By one measure, the economy is shrinking. Gross domestic product — a statistic that experts use to measure economic output in the U.S. — fell at a rate of 0.9% last quarter, according to government data released last month. That follows a contraction of 1.6% in the first fiscal quarter.

Those two quarters of negative growth are enough to satisfy what many see as the technical definition of a recession, though the business cycle dating committee at the National Bureau of Economic Research uses a much more expansive definition that accounts for personal income, consumer spending and saving, industrial production and more. The NBER committee is tasked with formally pinpointing when the country is and isn't in a recession, but it has not yet taken that step.

(However, it often does this retroactively, so it’s possible we’re in a recession now.)

By other measures, the economy is doing well. The U.S. added more than 500,000 jobs in July, for instance, which indicates a strong labor market, and unemployment is very low by historical standards.

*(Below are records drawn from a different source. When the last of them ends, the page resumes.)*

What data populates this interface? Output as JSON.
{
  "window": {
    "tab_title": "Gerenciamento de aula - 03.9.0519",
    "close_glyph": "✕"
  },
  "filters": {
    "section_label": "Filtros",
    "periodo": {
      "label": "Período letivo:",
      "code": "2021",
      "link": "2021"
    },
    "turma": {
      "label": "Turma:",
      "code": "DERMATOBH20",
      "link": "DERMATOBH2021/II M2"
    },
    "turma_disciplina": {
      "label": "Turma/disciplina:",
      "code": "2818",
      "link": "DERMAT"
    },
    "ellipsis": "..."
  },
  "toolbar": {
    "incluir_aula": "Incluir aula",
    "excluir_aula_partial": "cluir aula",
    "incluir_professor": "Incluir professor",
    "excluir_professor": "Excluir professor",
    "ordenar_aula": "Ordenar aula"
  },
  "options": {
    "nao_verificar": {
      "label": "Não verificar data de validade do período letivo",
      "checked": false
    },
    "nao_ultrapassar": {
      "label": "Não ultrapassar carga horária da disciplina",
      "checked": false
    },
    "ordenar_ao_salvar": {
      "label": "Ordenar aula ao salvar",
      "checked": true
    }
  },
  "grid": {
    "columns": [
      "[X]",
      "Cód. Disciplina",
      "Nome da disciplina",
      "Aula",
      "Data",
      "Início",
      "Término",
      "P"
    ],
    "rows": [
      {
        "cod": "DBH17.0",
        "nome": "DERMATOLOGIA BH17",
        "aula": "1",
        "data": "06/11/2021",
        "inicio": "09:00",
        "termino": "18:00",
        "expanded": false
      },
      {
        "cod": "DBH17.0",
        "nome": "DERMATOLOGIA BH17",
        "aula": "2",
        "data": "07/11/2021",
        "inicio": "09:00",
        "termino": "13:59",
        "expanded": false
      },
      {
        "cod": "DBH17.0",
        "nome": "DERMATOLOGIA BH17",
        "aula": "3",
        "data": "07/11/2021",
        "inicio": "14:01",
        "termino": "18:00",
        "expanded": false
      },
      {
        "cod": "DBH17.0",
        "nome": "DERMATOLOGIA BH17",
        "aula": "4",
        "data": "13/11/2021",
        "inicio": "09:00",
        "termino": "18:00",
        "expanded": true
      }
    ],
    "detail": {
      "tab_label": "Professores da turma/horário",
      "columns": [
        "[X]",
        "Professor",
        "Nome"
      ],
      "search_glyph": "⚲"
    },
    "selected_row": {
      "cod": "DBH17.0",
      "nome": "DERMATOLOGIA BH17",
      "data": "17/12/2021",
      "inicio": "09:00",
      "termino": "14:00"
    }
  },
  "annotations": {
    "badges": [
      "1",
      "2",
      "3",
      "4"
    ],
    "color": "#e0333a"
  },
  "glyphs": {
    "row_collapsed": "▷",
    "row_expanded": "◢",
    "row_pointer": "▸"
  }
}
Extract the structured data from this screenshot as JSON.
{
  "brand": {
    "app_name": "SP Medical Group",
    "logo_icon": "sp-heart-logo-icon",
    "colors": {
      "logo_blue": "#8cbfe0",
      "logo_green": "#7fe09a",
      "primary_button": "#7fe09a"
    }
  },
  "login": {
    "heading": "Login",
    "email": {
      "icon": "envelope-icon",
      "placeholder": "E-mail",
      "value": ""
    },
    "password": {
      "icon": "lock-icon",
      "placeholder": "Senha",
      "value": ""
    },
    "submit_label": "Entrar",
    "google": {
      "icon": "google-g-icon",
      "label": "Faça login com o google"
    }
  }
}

But amid rising prices — especially for essentials like groceries, gas and housing — and slower spending, it’s hard for many everyday consumers to believe the economy is in a good place. This confusing moment has economists, politicians and business leaders arguing about whether we’re in a recession or not... and whether that even matters.